Cruising through a crisis
27 Feb 2006
By: Liam Camps
It may seem obvious that England are under immense pressure heading into the first Test match against India on Wednesday, but in actuality, it should be the opposite.
Michael Vaughan is perhaps the most crucial on a growing injured list within the squad and with leadership already lacking, vice-captain Marcus Trescothick returned home in a last minute decision for personal reasons. Crisis is indeed the word to describe the dismantling of an England squad which hoped to rebound from defeat in Pakistan and prove that last year's Ashes glory was no lucky strike.
In these testing times the burden should be lightened, however, when all things are considered and the situation be analyzed in a less-then-cynical light. For many, the England cricketers were never expected to win in India, even with an ideal player pool at the disposal of the selectors. Indeed, there is good reason why the subcontinent is considered the final frontier.

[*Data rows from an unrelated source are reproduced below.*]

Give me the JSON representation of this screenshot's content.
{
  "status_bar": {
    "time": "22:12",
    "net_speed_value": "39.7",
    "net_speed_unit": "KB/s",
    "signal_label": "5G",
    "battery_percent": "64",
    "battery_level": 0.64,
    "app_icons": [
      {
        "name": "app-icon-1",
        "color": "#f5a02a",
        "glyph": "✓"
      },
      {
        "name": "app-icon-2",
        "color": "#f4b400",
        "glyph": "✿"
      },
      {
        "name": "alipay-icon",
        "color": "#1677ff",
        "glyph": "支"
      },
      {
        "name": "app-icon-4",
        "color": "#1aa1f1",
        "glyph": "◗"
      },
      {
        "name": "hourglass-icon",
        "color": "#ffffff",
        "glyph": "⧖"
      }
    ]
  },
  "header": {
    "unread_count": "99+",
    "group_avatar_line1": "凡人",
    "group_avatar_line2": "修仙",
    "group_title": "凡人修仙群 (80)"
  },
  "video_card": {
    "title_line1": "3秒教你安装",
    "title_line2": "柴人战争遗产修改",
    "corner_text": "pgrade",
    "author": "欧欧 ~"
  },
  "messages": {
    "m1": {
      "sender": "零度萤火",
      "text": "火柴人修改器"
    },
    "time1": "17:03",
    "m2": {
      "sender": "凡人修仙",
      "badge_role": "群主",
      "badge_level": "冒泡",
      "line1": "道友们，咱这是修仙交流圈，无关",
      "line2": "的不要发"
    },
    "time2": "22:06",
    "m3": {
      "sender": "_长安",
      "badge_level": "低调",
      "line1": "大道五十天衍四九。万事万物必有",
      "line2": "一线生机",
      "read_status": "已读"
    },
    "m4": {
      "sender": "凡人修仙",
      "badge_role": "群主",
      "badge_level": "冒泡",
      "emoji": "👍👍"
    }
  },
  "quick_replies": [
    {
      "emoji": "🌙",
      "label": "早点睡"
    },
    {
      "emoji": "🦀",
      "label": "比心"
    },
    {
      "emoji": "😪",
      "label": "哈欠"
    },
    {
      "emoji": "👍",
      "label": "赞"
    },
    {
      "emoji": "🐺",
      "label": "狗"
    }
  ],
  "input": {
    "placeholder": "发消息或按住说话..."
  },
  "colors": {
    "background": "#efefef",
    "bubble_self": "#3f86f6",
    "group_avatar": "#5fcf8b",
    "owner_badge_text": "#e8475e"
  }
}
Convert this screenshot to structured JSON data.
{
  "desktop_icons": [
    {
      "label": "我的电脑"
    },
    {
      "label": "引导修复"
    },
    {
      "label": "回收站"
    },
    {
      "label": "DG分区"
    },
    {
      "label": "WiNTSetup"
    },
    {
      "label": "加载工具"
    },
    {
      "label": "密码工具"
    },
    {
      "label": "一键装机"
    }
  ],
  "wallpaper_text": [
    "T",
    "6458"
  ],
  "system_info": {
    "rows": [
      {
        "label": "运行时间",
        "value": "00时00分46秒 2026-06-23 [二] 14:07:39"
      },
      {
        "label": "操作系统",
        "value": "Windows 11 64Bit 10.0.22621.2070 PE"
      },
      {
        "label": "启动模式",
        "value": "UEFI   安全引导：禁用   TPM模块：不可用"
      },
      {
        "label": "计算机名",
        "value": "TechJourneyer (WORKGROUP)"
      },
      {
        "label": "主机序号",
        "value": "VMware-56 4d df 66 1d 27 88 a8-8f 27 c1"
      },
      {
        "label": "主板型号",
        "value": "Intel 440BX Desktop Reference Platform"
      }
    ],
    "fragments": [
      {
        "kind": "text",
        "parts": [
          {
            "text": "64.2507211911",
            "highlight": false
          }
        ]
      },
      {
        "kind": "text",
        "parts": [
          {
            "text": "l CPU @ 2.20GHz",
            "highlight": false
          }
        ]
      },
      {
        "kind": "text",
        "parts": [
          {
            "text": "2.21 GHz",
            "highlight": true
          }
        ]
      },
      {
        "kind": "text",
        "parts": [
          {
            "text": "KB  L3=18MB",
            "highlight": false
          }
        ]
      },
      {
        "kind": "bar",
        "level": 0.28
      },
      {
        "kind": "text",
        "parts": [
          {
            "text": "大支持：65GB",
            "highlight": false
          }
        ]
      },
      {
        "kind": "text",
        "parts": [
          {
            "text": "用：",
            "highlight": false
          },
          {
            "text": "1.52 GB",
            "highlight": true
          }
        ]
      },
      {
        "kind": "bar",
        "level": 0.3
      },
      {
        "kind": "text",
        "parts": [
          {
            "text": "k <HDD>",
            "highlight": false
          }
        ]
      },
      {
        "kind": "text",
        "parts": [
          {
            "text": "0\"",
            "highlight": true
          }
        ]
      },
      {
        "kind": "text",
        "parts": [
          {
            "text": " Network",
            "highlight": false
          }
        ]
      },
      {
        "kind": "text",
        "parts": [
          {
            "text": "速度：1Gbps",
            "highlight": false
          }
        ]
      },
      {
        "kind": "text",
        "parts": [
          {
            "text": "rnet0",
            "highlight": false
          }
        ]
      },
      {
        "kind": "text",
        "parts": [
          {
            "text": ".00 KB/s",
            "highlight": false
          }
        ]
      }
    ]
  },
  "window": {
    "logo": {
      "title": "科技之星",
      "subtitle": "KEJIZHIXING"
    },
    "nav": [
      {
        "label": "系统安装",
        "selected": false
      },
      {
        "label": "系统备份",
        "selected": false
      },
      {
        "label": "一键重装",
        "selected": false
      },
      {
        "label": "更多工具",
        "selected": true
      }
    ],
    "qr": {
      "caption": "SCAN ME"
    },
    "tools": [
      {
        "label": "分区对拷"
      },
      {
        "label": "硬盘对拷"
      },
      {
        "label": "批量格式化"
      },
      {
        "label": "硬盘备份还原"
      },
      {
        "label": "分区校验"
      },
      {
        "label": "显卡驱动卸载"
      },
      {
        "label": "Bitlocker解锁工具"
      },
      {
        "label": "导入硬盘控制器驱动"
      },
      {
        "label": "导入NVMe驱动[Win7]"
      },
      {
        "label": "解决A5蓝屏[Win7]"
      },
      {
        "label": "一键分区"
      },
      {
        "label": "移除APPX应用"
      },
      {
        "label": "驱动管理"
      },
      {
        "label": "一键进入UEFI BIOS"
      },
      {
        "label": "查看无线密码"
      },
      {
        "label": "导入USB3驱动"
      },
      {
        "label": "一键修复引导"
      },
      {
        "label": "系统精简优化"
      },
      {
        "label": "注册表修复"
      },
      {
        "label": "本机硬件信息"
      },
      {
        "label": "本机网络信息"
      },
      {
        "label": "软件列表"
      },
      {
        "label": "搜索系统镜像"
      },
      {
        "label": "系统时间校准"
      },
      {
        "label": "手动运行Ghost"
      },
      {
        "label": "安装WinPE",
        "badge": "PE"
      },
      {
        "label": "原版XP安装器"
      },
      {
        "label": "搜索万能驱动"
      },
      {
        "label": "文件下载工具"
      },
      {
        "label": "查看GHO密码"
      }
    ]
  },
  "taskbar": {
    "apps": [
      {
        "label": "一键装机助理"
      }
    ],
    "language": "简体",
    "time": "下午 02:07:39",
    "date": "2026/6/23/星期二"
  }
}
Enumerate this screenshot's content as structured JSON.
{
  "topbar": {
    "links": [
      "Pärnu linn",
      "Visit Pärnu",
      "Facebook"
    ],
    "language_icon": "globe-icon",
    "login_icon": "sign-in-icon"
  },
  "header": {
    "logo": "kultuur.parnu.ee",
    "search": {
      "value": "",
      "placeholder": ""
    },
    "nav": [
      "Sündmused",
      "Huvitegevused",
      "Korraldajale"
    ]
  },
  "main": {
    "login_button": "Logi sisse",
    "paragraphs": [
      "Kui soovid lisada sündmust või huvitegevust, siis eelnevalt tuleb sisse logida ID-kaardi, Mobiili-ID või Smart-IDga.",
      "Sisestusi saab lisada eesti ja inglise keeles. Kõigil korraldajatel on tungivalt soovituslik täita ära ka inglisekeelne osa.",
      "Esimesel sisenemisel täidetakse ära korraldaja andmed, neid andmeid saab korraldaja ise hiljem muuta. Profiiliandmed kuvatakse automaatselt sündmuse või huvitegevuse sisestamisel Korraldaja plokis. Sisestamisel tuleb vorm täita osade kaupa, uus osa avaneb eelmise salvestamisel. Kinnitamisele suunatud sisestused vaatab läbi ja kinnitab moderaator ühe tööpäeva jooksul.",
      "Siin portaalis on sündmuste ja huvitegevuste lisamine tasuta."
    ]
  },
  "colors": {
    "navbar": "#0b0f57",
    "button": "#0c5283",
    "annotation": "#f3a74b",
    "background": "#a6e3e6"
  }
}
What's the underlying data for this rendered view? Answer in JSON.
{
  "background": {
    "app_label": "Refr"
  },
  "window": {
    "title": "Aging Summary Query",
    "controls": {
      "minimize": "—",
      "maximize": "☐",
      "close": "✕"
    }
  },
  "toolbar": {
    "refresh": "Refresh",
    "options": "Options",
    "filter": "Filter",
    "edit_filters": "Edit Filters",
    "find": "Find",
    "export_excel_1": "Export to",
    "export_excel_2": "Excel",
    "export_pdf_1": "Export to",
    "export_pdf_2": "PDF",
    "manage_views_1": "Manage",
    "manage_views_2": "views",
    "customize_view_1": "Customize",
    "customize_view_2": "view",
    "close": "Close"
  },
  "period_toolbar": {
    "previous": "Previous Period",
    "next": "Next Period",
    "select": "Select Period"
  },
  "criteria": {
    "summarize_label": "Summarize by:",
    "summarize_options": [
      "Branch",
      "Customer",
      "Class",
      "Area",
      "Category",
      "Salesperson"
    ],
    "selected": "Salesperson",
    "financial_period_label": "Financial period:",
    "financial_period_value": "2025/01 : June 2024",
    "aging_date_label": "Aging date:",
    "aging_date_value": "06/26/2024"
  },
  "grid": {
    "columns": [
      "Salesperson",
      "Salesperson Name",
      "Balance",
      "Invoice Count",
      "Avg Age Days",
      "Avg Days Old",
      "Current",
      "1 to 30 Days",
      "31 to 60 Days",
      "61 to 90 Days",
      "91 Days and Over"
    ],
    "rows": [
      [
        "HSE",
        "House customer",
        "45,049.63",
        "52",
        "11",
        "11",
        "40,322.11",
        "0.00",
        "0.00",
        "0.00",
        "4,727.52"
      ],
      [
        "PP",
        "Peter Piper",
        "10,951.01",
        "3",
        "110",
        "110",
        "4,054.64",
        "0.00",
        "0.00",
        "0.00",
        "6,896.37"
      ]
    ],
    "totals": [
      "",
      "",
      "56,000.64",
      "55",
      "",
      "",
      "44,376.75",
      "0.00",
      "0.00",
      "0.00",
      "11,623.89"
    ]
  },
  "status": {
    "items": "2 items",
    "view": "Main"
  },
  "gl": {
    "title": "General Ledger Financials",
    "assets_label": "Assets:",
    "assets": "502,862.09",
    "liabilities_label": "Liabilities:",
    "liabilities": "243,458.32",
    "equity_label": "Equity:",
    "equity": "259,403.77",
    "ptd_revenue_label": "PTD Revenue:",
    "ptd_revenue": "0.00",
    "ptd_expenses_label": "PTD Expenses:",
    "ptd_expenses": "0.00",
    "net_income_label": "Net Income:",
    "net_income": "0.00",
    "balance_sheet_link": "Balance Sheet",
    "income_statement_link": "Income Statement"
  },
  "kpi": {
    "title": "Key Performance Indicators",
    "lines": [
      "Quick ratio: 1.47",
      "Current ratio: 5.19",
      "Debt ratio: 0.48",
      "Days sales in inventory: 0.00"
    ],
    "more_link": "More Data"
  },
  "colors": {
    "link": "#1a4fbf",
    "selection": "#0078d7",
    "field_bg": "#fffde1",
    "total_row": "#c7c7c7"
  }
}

England may have beaten the best in the world, but now they face the "best at home". That the English tourists would lose was almost a foregone conclusion in the eyes of the general public. The batsmen will struggle to adapt to the spinning conditions and the bowlers will be frustrated by the quality of the Indian batsmanship - firm predictions. Negativity aside, it was still expected that the Ashes champions would pose a sufficient challenge to justify a 2-point lead over India in the ICC Test rankings.
Now it is far less than an England first XI that will match up to the impending mountain that is this series. No more is this tidbit epitomized than the high likelihood of 21-year-old Alastair Cook debuting at Nagpur on Wednesday, having been with the England 'A' team in the West Indies mere days before.
Giles is absent, so Monty Panesar may also receive his first Test cap at the age of 23 and with just 29 games of First Class experience. A troublesome knee and a home-bound Vaughan, and Freddie Flintoff will be forced to add yet another skill to his growing resume.
So no pressure then? Absolutely.
The devastating pre-series buildup for England has eliminated four players from the Test squad and sees four others carrying injuries or sickness. More importantly though, it has eliminated a lion's share of pressure from an England perspective. These cricketers were not expected to win in India in the first place, and now the expectation is a step further as India should not only beat the tourists, but deal out a thrashing upon the second-ranked team in the world.
At times when there is only one direction in which to stride, it generally tends to be up. Anything England can accomplish on this tour will only augur well for the future. Contrary to popular belief, life is easier for the underdogs. England's favourite Aussie, Shane Warne once said, "Pressure is the fear of failing." If no one believes that England will succeed, surely that fear becomes obsolete.
Now India is the team with the pressure on, in the same manner as an Australian team against Bangladesh. Losing is no longer an option, no less in front of thousands of some of the most passionate supporters in any international sport. Excuses are all but futile in the Indian camp and there will be no shortage of criticism should the seeming inevitable not occur. The stage is potentially set for a modern day English reversal.
They did it at Edgbaston last year and scripted a famous win en route to reclaiming the Ashes in historic fashion. On the first day of that match, Trescothick and Strauss ignited a stunning charge of casual arrogance against the Australian masters of the art. Thrilled at the opportunity, Kevin Pietersen and Andrew Flintoff then forced the agenda to glorious effect. After the debacle of the first Test match of that series, and the rants of "same old same old", there seemed nothing to lose at the time, so England settled for victory instead.
Fast forward to 2006 and the eve of another major Test series. Forget the drama and disappointment of Pakistan - it means little in the current context. This England team has been forced onto the back foot and consequently can now only make forward movements. England likely will not win in India this year, but it is not for any great shame.
Every delivery that Panesar spins, every ball that Cook negotiates, every tactic that Flintoff executes - building blocks. Subcontinental success may not come for England in 2006, but with this experience gained in the face of great adversity, that achievement and those greater still surely are not far off.
, Marcus Trescothick
, Ashley Giles
, Andrew Flintoff
, Andrew Strauss
, Kevin Pietersen
.Discuss this news item in the Cricket Web Forums